 |x| + |x–5| + |y| + |y–1| = 6 a+b = |a–b|, where a = |x–4| + |x| + |y–1| + |y| – 5 and b = |x–1| + |x| + |y–2| + |y| – 3 a+b = |a–b|, where a = |x–2| + |x| + |y–2| + |y| – 4 and b = |x–3| + |x| + |y–1| + |y| – 4 (KJC) a+b = |a–b|, where a = |x–2| + |x| + |y–2| + |y–1| – 3 and b = |x–4| + |x–1| +|y–1| + |y| – 4 a+b = |a–b|, where a = |x–2| + |x–1| + |y–3| + |y| – 4 and b = |x–3| + |x| +|y–1| + |y| – 4 |x| + |x–3| + |y| + |y–2| – 5 = a –|a|, where a = |2x+y–5| +|2x–y–1| – 2(MP) a+b = |a–b|, where a = |x–1| + |x| + |y–3| + |y| – 4 and b = |x–3| + |x| +|y–1| + |y| – 4 (KJC) a+b = |a–b|, where a = |x–1| + |x–2| + |y–3| + |y| – 4 and b = |x–3| + |x| + |y–1| + |y–2| – 4 a+b = |a–b|, where a = |x–4| + |x| + |y–1| + |y| – 5 and b = |x–2| + |x–1| + |y–2| + |y| – 3 (KJC)
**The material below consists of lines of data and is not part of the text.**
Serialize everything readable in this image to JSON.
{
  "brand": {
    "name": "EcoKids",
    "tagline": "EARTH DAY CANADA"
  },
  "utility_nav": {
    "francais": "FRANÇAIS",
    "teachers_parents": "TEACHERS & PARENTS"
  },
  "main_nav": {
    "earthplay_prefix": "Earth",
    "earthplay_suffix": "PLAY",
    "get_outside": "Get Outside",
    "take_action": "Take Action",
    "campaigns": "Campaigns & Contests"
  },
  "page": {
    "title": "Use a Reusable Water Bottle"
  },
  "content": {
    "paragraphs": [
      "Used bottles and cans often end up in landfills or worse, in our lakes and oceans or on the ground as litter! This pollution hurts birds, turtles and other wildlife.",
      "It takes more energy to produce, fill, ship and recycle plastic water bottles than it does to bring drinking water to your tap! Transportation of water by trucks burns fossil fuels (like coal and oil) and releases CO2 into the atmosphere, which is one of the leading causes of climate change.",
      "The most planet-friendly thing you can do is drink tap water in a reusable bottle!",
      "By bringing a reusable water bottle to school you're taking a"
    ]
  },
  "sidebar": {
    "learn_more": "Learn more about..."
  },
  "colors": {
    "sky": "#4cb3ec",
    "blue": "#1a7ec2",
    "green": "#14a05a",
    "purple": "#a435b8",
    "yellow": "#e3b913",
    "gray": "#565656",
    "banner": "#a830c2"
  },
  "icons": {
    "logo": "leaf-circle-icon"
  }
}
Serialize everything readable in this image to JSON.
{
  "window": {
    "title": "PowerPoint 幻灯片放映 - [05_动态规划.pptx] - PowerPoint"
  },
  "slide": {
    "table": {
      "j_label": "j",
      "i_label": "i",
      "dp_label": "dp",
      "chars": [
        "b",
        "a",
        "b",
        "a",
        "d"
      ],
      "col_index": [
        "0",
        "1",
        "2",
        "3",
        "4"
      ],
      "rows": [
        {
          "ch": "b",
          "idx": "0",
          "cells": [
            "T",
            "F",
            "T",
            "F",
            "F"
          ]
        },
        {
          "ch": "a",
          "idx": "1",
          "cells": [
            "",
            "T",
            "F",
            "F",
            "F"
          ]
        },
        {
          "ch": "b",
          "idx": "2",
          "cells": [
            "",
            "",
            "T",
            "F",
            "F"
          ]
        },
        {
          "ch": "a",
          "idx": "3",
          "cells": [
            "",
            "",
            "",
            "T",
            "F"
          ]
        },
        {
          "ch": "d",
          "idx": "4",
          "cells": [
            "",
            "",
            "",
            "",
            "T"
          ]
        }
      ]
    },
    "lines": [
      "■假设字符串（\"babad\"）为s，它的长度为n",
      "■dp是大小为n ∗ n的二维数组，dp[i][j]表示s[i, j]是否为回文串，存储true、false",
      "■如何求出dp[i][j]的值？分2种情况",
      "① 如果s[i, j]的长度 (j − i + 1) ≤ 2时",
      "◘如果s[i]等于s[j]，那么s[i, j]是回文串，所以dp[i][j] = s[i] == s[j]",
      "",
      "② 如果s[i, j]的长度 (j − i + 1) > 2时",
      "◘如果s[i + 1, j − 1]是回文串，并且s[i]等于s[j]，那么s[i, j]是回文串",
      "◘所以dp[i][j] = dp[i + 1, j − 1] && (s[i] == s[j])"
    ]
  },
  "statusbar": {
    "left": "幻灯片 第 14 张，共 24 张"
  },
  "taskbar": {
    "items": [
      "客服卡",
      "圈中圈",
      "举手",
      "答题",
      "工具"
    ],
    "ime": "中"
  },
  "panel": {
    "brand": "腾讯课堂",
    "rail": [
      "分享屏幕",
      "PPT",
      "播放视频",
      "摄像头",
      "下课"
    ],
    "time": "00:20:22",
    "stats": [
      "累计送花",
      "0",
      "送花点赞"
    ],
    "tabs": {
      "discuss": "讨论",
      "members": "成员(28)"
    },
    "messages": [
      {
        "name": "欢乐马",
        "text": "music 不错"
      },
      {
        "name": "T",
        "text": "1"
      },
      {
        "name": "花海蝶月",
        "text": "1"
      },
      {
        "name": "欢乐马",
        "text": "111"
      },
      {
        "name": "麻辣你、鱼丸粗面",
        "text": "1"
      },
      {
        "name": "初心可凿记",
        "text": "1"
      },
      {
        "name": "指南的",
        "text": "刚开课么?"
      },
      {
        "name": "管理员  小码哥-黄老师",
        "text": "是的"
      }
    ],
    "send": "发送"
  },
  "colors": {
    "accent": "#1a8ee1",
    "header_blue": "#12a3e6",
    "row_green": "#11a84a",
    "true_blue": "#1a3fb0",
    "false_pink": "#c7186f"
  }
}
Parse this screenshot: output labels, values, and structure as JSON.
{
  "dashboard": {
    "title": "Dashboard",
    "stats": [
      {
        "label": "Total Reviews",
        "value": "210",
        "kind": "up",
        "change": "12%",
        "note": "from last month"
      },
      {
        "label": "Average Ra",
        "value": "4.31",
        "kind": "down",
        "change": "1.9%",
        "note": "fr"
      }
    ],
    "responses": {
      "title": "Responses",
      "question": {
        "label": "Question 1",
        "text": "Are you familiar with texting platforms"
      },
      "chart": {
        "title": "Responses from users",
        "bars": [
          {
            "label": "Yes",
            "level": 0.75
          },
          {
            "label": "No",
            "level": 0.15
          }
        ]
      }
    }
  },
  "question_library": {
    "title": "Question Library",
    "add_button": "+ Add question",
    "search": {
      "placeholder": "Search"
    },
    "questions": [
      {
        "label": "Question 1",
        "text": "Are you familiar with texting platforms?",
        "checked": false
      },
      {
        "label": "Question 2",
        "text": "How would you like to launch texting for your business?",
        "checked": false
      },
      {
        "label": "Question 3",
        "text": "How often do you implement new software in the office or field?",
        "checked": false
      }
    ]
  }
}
If you can extend any of these results, please e-mail me. Click here to go back to Math Magic. Last updated 12/16/18.